The Pentagon said that an American B-52 bomber "unintentionally" flew over the South China Sea within two nautical miles of an artificial island built by China. Chinese authorities described the move as "provocation."
The US military has adopted a mild tone this time, but its action is aggressive. The B-52 flew within two nautical miles of the islands built by China, which severely threatened the security of the islands.
The moves of the US will undoubtedly propel China to accelerate militarizing its newly built islands and make them capable of coping with direct military threat from the US. As the Chinese mainland is far from this area and China only has one aircraft carrier, it would be too late for China to send fighter jets from the mainland when US jets intrude into the airspace of the islands. The only choice is to deploy the fighter jets on these islands.
China has stressed that these islands serve a peaceful purpose, but the premise of such assertion is that no external military force threatens their security. The US military is undermining this premise, and China should carry out corresponding security deployment.

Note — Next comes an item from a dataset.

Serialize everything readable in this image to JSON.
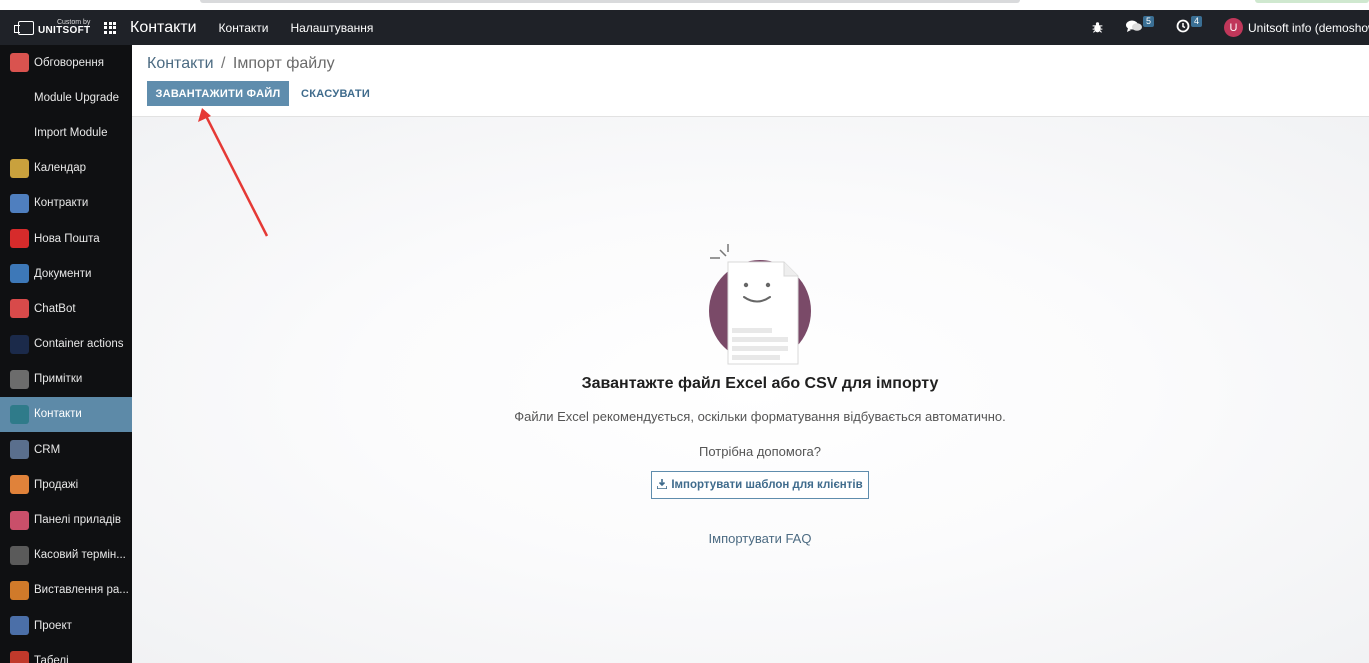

Nowadays US warplanes and bombers fly over nearby waters and airspace at will. If China does not take due measures, it can be implied that it tacitly approves such hostile actions. This in turn will jeopardize the country's South China Sea strategy. China therefore has no other options, but to build up its military capability on those islands. In that case, next time when the US warplanes come over again, there will be Chinese military planes taking off and safeguarding our sovereignty.
There is worry that militarization of the islands will bring more pressure on China from the international community and some Southeast Asian countries will especially be unhappy about it. But it is the US military provocations that are propelling China to do so. China's countermeasures will be morally correct. They may further complicate the situation in the South China Sea, but will not tarnish China's international image.
The Southeast Asian countries have no reason to oppose China's countermeasures against US provocations. Instead, countries such as the Philippines and Singapore should realize that their support for US military bases contributes to regional tension.
If all parties wish for a peaceful South China Sea, they should fulfill their responsibilities rather than providing assistance to the US which intends to intrude China's island de-militarization.
The island militarization doesn't mean a significant rising potential for military clashes. Neither Beijing nor Washington wants a war.
The US' exercise of freedom of navigation in the South China Sea should not threaten the security of Chinese facilities. In view of China's overall military capability and national strength, the US should renounce its arrogance.